## ASSIGNED TASK:
Give back every line of the material below that has the string "this".

## INFORMATION:
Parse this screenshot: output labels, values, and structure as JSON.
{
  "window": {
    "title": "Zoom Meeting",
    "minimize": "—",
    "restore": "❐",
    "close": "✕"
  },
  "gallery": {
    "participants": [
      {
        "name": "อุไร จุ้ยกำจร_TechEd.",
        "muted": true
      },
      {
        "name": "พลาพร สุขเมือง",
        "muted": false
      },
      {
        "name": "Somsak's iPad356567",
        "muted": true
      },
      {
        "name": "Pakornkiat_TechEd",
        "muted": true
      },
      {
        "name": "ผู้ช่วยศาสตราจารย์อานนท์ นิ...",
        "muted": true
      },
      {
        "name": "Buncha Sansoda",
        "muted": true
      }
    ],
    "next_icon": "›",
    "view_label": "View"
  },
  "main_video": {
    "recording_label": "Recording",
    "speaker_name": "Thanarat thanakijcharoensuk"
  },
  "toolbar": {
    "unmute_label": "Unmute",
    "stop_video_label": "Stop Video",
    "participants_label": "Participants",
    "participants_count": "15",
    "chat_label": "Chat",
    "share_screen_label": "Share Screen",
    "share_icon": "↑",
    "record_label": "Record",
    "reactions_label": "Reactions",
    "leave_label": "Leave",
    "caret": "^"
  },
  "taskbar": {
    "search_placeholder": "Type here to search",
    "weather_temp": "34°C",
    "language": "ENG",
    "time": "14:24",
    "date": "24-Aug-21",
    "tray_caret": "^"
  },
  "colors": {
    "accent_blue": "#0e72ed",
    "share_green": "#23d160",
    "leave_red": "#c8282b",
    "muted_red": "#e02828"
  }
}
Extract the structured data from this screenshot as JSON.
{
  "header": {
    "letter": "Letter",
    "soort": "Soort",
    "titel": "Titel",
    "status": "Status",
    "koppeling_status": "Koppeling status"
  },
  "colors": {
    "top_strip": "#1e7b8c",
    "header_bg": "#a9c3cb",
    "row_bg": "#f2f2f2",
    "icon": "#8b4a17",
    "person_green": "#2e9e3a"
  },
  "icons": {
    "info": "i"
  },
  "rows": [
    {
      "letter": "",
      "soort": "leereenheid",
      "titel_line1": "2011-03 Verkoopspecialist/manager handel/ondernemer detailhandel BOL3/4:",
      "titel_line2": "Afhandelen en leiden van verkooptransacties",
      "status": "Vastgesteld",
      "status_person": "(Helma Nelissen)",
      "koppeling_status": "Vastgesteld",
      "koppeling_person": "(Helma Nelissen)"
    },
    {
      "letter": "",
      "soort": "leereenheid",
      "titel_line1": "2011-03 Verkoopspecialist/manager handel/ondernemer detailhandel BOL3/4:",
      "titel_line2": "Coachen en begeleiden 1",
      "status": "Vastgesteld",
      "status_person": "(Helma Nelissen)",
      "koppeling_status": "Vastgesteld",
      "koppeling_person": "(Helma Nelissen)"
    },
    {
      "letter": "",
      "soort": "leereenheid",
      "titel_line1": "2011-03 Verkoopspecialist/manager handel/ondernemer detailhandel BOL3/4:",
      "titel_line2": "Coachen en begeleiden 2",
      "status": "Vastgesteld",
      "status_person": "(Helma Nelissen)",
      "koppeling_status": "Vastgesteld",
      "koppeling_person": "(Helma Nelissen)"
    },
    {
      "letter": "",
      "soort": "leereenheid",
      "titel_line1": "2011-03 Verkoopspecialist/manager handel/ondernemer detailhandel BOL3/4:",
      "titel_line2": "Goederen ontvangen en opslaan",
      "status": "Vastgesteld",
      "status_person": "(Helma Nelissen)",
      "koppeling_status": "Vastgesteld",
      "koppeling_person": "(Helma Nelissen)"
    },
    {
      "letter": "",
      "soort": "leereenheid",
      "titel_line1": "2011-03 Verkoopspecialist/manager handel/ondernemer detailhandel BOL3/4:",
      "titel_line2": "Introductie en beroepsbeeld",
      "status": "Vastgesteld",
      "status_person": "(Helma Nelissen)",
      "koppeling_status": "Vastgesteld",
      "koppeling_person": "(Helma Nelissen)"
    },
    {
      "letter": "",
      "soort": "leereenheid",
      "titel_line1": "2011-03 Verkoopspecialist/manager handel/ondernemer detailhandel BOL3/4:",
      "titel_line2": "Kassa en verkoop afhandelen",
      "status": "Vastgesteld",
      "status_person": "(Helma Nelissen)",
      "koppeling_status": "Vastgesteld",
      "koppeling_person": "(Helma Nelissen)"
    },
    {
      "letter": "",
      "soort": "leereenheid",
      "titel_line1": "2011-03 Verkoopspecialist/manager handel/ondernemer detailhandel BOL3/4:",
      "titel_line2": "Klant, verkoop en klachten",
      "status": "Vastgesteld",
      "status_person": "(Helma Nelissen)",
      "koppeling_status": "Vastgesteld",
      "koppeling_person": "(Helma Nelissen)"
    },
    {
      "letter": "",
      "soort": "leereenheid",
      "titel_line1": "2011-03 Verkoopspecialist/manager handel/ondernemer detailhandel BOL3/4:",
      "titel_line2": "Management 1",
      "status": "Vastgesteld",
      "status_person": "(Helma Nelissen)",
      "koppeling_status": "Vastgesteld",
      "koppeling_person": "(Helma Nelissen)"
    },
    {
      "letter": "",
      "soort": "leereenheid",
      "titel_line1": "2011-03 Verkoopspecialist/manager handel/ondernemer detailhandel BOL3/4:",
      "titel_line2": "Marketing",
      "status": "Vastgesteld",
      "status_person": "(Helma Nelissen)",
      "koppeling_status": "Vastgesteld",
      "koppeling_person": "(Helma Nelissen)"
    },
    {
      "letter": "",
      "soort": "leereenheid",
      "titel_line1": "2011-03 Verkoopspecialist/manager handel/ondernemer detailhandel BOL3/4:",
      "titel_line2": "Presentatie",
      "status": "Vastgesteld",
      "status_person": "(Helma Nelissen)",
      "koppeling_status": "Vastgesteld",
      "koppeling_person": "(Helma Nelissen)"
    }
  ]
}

## SOLVED PROBLEM:
Parse this screenshot: output labels, values, and structure as JSON.
Extract the structured data from this screenshot as JSON.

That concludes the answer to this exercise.